*** Opening Dataset records ***
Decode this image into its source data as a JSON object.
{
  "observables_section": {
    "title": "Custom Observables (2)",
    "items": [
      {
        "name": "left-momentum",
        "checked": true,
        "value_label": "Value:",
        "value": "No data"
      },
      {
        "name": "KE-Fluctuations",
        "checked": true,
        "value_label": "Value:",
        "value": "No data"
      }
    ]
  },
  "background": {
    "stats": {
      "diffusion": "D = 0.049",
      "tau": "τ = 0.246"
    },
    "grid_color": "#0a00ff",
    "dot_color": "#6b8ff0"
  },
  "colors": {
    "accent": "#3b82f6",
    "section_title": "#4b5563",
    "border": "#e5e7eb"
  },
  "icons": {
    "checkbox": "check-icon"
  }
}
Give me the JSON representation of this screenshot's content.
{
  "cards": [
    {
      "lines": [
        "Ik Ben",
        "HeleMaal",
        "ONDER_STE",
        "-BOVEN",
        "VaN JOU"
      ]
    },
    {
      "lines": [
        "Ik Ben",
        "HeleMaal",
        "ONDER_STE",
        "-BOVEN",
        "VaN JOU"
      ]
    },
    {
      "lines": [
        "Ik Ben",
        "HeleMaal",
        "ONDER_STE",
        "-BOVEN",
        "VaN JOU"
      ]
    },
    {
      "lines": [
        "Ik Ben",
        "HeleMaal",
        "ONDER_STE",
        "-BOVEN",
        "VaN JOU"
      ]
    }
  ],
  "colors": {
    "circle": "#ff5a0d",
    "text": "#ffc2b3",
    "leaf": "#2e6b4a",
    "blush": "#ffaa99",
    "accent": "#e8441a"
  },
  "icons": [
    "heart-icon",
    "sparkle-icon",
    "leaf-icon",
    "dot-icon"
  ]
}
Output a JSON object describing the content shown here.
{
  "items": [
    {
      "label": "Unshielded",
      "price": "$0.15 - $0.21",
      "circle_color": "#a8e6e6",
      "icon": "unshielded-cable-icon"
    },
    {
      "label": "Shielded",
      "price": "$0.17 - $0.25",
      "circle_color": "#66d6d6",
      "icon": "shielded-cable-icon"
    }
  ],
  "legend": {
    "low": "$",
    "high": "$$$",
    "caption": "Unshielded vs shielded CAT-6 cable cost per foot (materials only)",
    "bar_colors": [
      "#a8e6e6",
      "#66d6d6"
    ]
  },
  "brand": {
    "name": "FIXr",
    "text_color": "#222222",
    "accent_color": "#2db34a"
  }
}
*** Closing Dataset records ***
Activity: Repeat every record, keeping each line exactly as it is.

Exercise response:
Decode this image into its source data as a JSON object.
{
  "observables_section": {
    "title": "Custom Observables (2)",
    "items": [
      {
        "name": "left-momentum",
        "checked": true,
        "value_label": "Value:",
        "value": "No data"
      },
      {
        "name": "KE-Fluctuations",
        "checked": true,
        "value_label": "Value:",
        "value": "No data"
      }
    ]
  },
  "background": {
    "stats": {
      "diffusion": "D = 0.049",
      "tau": "τ = 0.246"
    },
    "grid_color": "#0a00ff",
    "dot_color": "#6b8ff0"
  },
  "colors": {
    "accent": "#3b82f6",
    "section_title": "#4b5563",
    "border": "#e5e7eb"
  },
  "icons": {
    "checkbox": "check-icon"
  }
}
Give me the JSON representation of this screenshot's content.
{
  "cards": [
    {
      "lines": [
        "Ik Ben",
        "HeleMaal",
        "ONDER_STE",
        "-BOVEN",
        "VaN JOU"
      ]
    },
    {
      "lines": [
        "Ik Ben",
        "HeleMaal",
        "ONDER_STE",
        "-BOVEN",
        "VaN JOU"
      ]
    },
    {
      "lines": [
        "Ik Ben",
        "HeleMaal",
        "ONDER_STE",
        "-BOVEN",
        "VaN JOU"
      ]
    },
    {
      "lines": [
        "Ik Ben",
        "HeleMaal",
        "ONDER_STE",
        "-BOVEN",
        "VaN JOU"
      ]
    }
  ],
  "colors": {
    "circle": "#ff5a0d",
    "text": "#ffc2b3",
    "leaf": "#2e6b4a",
    "blush": "#ffaa99",
    "accent": "#e8441a"
  },
  "icons": [
    "heart-icon",
    "sparkle-icon",
    "leaf-icon",
    "dot-icon"
  ]
}
Output a JSON object describing the content shown here.
{
  "items": [
    {
      "label": "Unshielded",
      "price": "$0.15 - $0.21",
      "circle_color": "#a8e6e6",
      "icon": "unshielded-cable-icon"
    },
    {
      "label": "Shielded",
      "price": "$0.17 - $0.25",
      "circle_color": "#66d6d6",
      "icon": "shielded-cable-icon"
    }
  ],
  "legend": {
    "low": "$",
    "high": "$$$",
    "caption": "Unshielded vs shielded CAT-6 cable cost per foot (materials only)",
    "bar_colors": [
      "#a8e6e6",
      "#66d6d6"
    ]
  },
  "brand": {
    "name": "FIXr",
    "text_color": "#222222",
    "accent_color": "#2db34a"
  }
}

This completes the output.